(Dataset rows describing interfaces)

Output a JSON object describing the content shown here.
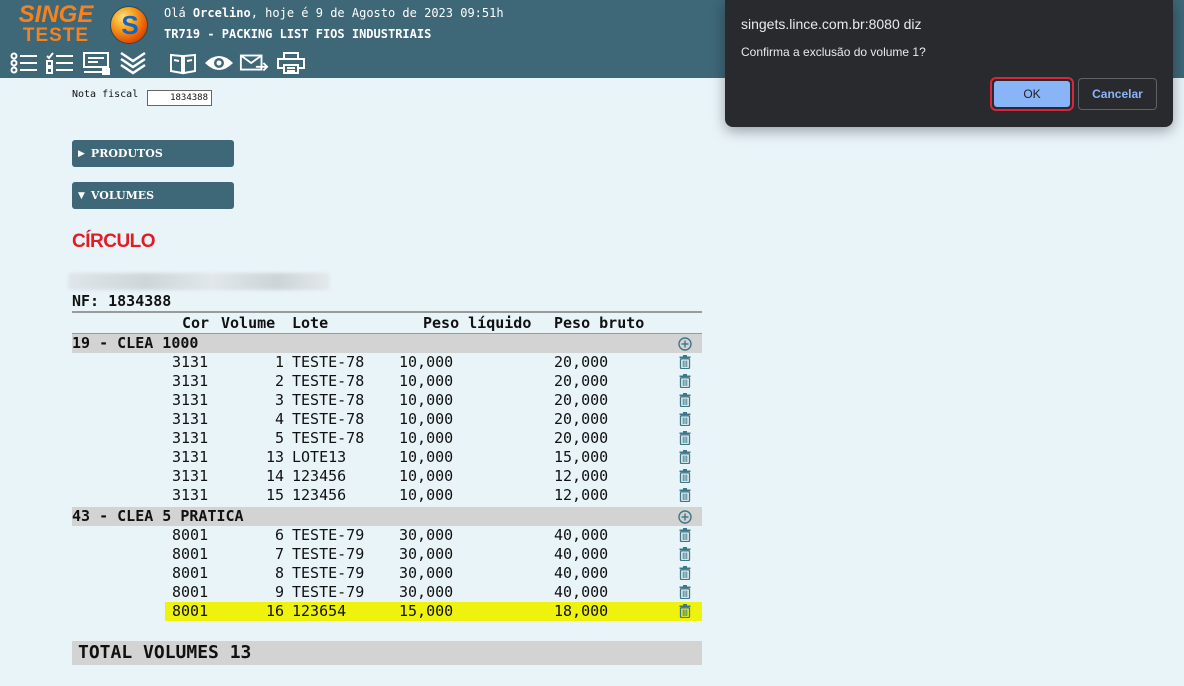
{
  "header": {
    "logo_line1": "SINGE",
    "logo_line2": "TESTE",
    "logo_ball_letter": "S",
    "greeting_prefix": "Olá",
    "user_name": "Orcelino",
    "greeting_suffix": ", hoje é 9 de Agosto de 2023 09:51h",
    "screen_title": "TR719 - PACKING LIST FIOS INDUSTRIAIS"
  },
  "toolbar": {
    "icons": [
      "list-icon",
      "checklist-icon",
      "form-icon",
      "chevrons-down-icon",
      "book-icon",
      "eye-icon",
      "mail-forward-icon",
      "printer-icon"
    ]
  },
  "form": {
    "nota_fiscal_label": "Nota fiscal",
    "nota_fiscal_value": "1834388"
  },
  "sections": {
    "produtos": {
      "arrow": "▶",
      "label": "PRODUTOS"
    },
    "volumes": {
      "arrow": "▼",
      "label": "VOLUMES"
    }
  },
  "brand": "CÍRCULO",
  "nf_heading": "NF: 1834388",
  "table": {
    "columns": [
      "Cor",
      "Volume",
      "Lote",
      "Peso líquido",
      "Peso bruto"
    ],
    "groups": [
      {
        "label": "19 - CLEA 1000",
        "rows": [
          {
            "cor": "3131",
            "volume": "1",
            "lote": "TESTE-78",
            "peso_liquido": "10,000",
            "peso_bruto": "20,000"
          },
          {
            "cor": "3131",
            "volume": "2",
            "lote": "TESTE-78",
            "peso_liquido": "10,000",
            "peso_bruto": "20,000"
          },
          {
            "cor": "3131",
            "volume": "3",
            "lote": "TESTE-78",
            "peso_liquido": "10,000",
            "peso_bruto": "20,000"
          },
          {
            "cor": "3131",
            "volume": "4",
            "lote": "TESTE-78",
            "peso_liquido": "10,000",
            "peso_bruto": "20,000"
          },
          {
            "cor": "3131",
            "volume": "5",
            "lote": "TESTE-78",
            "peso_liquido": "10,000",
            "peso_bruto": "20,000"
          },
          {
            "cor": "3131",
            "volume": "13",
            "lote": "LOTE13",
            "peso_liquido": "10,000",
            "peso_bruto": "15,000"
          },
          {
            "cor": "3131",
            "volume": "14",
            "lote": "123456",
            "peso_liquido": "10,000",
            "peso_bruto": "12,000"
          },
          {
            "cor": "3131",
            "volume": "15",
            "lote": "123456",
            "peso_liquido": "10,000",
            "peso_bruto": "12,000"
          }
        ]
      },
      {
        "label": "43 - CLEA 5 PRATICA",
        "rows": [
          {
            "cor": "8001",
            "volume": "6",
            "lote": "TESTE-79",
            "peso_liquido": "30,000",
            "peso_bruto": "40,000"
          },
          {
            "cor": "8001",
            "volume": "7",
            "lote": "TESTE-79",
            "peso_liquido": "30,000",
            "peso_bruto": "40,000"
          },
          {
            "cor": "8001",
            "volume": "8",
            "lote": "TESTE-79",
            "peso_liquido": "30,000",
            "peso_bruto": "40,000"
          },
          {
            "cor": "8001",
            "volume": "9",
            "lote": "TESTE-79",
            "peso_liquido": "30,000",
            "peso_bruto": "40,000"
          },
          {
            "cor": "8001",
            "volume": "16",
            "lote": "123654",
            "peso_liquido": "15,000",
            "peso_bruto": "18,000",
            "highlighted": true
          }
        ]
      }
    ],
    "total_label": "TOTAL VOLUMES 13"
  },
  "dialog": {
    "title": "singets.lince.com.br:8080 diz",
    "message": "Confirma a exclusão do volume 1?",
    "ok_label": "OK",
    "cancel_label": "Cancelar"
  },
  "colors": {
    "header_bg": "#3e6778",
    "page_bg": "#e9f4f9",
    "logo_orange": "#f58220",
    "brand_red": "#e31b23",
    "group_bg": "#d3d3d3",
    "highlight": "#eef20d",
    "icon_teal": "#3e7787",
    "dialog_bg": "#292a2d",
    "dialog_button": "#8ab4f8"
  }
}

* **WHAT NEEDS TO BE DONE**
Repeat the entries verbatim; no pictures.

* **TASK OUTPUT**
Output a JSON object describing the content shown here.
{
  "header": {
    "logo_line1": "SINGE",
    "logo_line2": "TESTE",
    "logo_ball_letter": "S",
    "greeting_prefix": "Olá",
    "user_name": "Orcelino",
    "greeting_suffix": ", hoje é 9 de Agosto de 2023 09:51h",
    "screen_title": "TR719 - PACKING LIST FIOS INDUSTRIAIS"
  },
  "toolbar": {
    "icons": [
      "list-icon",
      "checklist-icon",
      "form-icon",
      "chevrons-down-icon",
      "book-icon",
      "eye-icon",
      "mail-forward-icon",
      "printer-icon"
    ]
  },
  "form": {
    "nota_fiscal_label": "Nota fiscal",
    "nota_fiscal_value": "1834388"
  },
  "sections": {
    "produtos": {
      "arrow": "▶",
      "label": "PRODUTOS"
    },
    "volumes": {
      "arrow": "▼",
      "label": "VOLUMES"
    }
  },
  "brand": "CÍRCULO",
  "nf_heading": "NF: 1834388",
  "table": {
    "columns": [
      "Cor",
      "Volume",
      "Lote",
      "Peso líquido",
      "Peso bruto"
    ],
    "groups": [
      {
        "label": "19 - CLEA 1000",
        "rows": [
          {
            "cor": "3131",
            "volume": "1",
            "lote": "TESTE-78",
            "peso_liquido": "10,000",
            "peso_bruto": "20,000"
          },
          {
            "cor": "3131",
            "volume": "2",
            "lote": "TESTE-78",
            "peso_liquido": "10,000",
            "peso_bruto": "20,000"
          },
          {
            "cor": "3131",
            "volume": "3",
            "lote": "TESTE-78",
            "peso_liquido": "10,000",
            "peso_bruto": "20,000"
          },
          {
            "cor": "3131",
            "volume": "4",
            "lote": "TESTE-78",
            "peso_liquido": "10,000",
            "peso_bruto": "20,000"
          },
          {
            "cor": "3131",
            "volume": "5",
            "lote": "TESTE-78",
            "peso_liquido": "10,000",
            "peso_bruto": "20,000"
          },
          {
            "cor": "3131",
            "volume": "13",
            "lote": "LOTE13",
            "peso_liquido": "10,000",
            "peso_bruto": "15,000"
          },
          {
            "cor": "3131",
            "volume": "14",
            "lote": "123456",
            "peso_liquido": "10,000",
            "peso_bruto": "12,000"
          },
          {
            "cor": "3131",
            "volume": "15",
            "lote": "123456",
            "peso_liquido": "10,000",
            "peso_bruto": "12,000"
          }
        ]
      },
      {
        "label": "43 - CLEA 5 PRATICA",
        "rows": [
          {
            "cor": "8001",
            "volume": "6",
            "lote": "TESTE-79",
            "peso_liquido": "30,000",
            "peso_bruto": "40,000"
          },
          {
            "cor": "8001",
            "volume": "7",
            "lote": "TESTE-79",
            "peso_liquido": "30,000",
            "peso_bruto": "40,000"
          },
          {
            "cor": "8001",
            "volume": "8",
            "lote": "TESTE-79",
            "peso_liquido": "30,000",
            "peso_bruto": "40,000"
          },
          {
            "cor": "8001",
            "volume": "9",
            "lote": "TESTE-79",
            "peso_liquido": "30,000",
            "peso_bruto": "40,000"
          },
          {
            "cor": "8001",
            "volume": "16",
            "lote": "123654",
            "peso_liquido": "15,000",
            "peso_bruto": "18,000",
            "highlighted": true
          }
        ]
      }
    ],
    "total_label": "TOTAL VOLUMES 13"
  },
  "dialog": {
    "title": "singets.lince.com.br:8080 diz",
    "message": "Confirma a exclusão do volume 1?",
    "ok_label": "OK",
    "cancel_label": "Cancelar"
  },
  "colors": {
    "header_bg": "#3e6778",
    "page_bg": "#e9f4f9",
    "logo_orange": "#f58220",
    "brand_red": "#e31b23",
    "group_bg": "#d3d3d3",
    "highlight": "#eef20d",
    "icon_teal": "#3e7787",
    "dialog_bg": "#292a2d",
    "dialog_button": "#8ab4f8"
  }
}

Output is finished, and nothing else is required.